The tour starts with the story of Monsieur Dior’s life, including his birth announcement, his radical Bar suit and his collaborations. (He died at 52, after only ten years working at the house he created.) A room called L’Allure Dior shows an iconic dress and video for each of the house’s seven artistic directors: Dior, a young Yves Saint Laurent, Marc Bohan, Gianfranco Ferré, John Galliano, Raf Simons and Chiuri.
Three rooms are in the historic part of the building, notably Monsieur Dior’s office, restored to look like it did when he was there. Next to it, a glass pane in the floor reveals the wood-panelled cabine where models used to change during fashion shows, the only room unaltered since the time of its creation. The Roman des Robes room displays dresses from 1947 to 1957 and sits directly above the grand salon where fashion shows used to take place. A video shows footage from the first show, with Rita Hayworth in attendance – she ordered about a dozen dresses and wore them when promoting the film Gilda. The Escalier des Stars room portrays stars in Dior and references the famous staircase used for early fashion shows. The actual staircase is accessible to VIP clients and visible on the museum tour, one more link between the past and present.

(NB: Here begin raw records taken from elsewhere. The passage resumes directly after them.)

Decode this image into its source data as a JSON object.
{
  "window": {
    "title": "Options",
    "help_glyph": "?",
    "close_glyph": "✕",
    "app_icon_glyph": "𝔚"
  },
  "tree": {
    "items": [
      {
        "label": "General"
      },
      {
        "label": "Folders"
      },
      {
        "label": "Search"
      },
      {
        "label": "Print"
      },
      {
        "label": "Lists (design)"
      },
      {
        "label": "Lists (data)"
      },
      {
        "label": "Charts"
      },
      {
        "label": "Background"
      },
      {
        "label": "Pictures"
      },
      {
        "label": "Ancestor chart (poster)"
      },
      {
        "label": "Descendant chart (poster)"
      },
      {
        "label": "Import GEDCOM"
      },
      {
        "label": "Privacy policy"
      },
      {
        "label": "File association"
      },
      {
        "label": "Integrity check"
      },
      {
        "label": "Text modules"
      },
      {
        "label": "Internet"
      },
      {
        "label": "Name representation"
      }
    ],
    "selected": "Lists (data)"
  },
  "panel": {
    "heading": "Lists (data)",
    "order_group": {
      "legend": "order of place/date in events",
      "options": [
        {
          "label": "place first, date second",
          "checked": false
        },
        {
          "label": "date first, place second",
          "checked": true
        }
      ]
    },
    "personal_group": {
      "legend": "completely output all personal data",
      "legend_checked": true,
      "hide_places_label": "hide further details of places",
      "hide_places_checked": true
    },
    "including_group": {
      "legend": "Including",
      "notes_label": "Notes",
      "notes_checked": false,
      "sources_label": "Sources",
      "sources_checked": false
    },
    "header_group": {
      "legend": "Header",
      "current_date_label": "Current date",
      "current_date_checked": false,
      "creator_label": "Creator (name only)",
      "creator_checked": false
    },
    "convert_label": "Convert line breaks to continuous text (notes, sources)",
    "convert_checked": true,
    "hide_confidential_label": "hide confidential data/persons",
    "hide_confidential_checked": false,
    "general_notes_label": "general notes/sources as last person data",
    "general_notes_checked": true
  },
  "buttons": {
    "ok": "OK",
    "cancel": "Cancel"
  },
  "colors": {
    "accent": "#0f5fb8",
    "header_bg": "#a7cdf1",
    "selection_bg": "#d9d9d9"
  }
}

As Beccari notes, ‘When leading a luxury brand like Dior, you have to respect tradition, but not be a slave to it. Dior himself said tradition is there to be stretched, pulled and teased – to become, again and again, contemporary, fresh, stimulating and desirable.’ §